A new Apple patent, released Thursday by the United States Patent Office, details an improved system for text-to-speech software. Previous efforts have always used a static voice to translate the words into sound, but Apple intends to now give them personality.
The patent details a system where the program will search through a message’s metadata to put together a profile. It will scan a message for details like name of the sender, email address, any profile information in your contacts and compile it together. It will then generate a voice to match the qualities of the sender, which for the most part means gender.
The data from the text will be added to the metadata to transform the text into speech. Each word will be converted either in whole or phonetically and produce the sounds in the given language. The TTS engine then divides and marks rhythmic sounds like phrases, clauses and sentences. In some cases, the speech can be created by piecing together pre-recorded voice fragments, including sounds, entire words or even sentences.
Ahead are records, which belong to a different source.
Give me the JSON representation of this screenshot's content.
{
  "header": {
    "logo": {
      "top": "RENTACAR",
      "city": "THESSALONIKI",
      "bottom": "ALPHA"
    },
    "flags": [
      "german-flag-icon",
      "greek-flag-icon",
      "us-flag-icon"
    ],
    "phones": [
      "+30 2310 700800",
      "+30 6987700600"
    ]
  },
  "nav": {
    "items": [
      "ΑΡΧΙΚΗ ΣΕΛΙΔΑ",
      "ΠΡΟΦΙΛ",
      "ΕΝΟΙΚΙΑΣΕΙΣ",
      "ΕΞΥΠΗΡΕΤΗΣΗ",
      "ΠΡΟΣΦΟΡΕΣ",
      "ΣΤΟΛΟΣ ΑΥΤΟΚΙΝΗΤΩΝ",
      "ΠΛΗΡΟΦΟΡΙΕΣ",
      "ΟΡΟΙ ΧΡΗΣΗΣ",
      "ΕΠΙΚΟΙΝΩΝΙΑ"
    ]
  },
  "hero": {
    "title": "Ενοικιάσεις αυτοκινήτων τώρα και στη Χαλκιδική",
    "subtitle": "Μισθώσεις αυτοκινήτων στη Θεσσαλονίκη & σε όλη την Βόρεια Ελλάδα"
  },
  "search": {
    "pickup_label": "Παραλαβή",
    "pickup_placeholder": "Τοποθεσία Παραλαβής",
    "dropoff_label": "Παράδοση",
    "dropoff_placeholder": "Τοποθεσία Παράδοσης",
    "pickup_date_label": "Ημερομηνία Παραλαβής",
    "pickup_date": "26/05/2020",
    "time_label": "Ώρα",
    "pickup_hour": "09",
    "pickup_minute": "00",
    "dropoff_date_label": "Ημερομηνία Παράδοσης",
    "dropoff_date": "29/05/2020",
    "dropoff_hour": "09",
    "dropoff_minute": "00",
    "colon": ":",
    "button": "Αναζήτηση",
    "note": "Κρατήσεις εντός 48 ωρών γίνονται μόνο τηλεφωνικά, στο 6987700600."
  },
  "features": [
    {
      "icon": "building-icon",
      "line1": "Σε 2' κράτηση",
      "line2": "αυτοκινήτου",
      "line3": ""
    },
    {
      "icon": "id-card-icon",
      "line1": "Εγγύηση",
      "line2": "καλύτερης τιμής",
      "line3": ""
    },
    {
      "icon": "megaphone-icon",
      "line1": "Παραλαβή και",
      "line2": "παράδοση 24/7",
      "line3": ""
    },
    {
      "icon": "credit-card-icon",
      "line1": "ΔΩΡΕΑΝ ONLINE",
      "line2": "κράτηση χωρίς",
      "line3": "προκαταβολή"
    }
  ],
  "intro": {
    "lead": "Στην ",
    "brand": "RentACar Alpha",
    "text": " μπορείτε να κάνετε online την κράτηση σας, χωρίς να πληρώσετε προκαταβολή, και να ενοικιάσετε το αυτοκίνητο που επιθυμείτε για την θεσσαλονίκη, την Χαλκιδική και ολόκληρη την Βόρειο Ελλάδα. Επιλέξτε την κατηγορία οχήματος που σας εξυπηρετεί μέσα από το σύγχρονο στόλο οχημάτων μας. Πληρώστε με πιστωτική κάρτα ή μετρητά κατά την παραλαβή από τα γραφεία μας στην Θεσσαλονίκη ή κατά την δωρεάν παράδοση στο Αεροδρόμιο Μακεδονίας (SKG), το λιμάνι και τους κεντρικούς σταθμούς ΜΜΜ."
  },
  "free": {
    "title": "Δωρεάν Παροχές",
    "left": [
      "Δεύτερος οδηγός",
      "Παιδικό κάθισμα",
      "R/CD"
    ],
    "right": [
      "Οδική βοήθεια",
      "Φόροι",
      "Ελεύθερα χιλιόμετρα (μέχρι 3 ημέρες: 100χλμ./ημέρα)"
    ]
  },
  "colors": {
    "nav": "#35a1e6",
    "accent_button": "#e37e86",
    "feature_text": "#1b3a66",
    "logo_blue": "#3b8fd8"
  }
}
These would be either stored on the mobile device or in an off-site database.
An additional proposal on top of this, however, is to allow the program to record a speaker’s voice and analyzed to generate voice data. From the patent filing’s description:
For example, the speaker’s voice can be recorded by a recording application running on the device or during a telephone call (with permission). The voice characteristics of the speaker can be obtained using known voice recognition techniques. In this implementation, a speaker profile may not be necessary as the speaker’s name can be directly associated with voice data stored in voice database.
We don’t know if Apple intends to use this system in the future. Like with all patents they may just be sitting on it. They already have Siri, which is similar, but nowhere near as advanced. We don’t even know if this could be implemented commercially.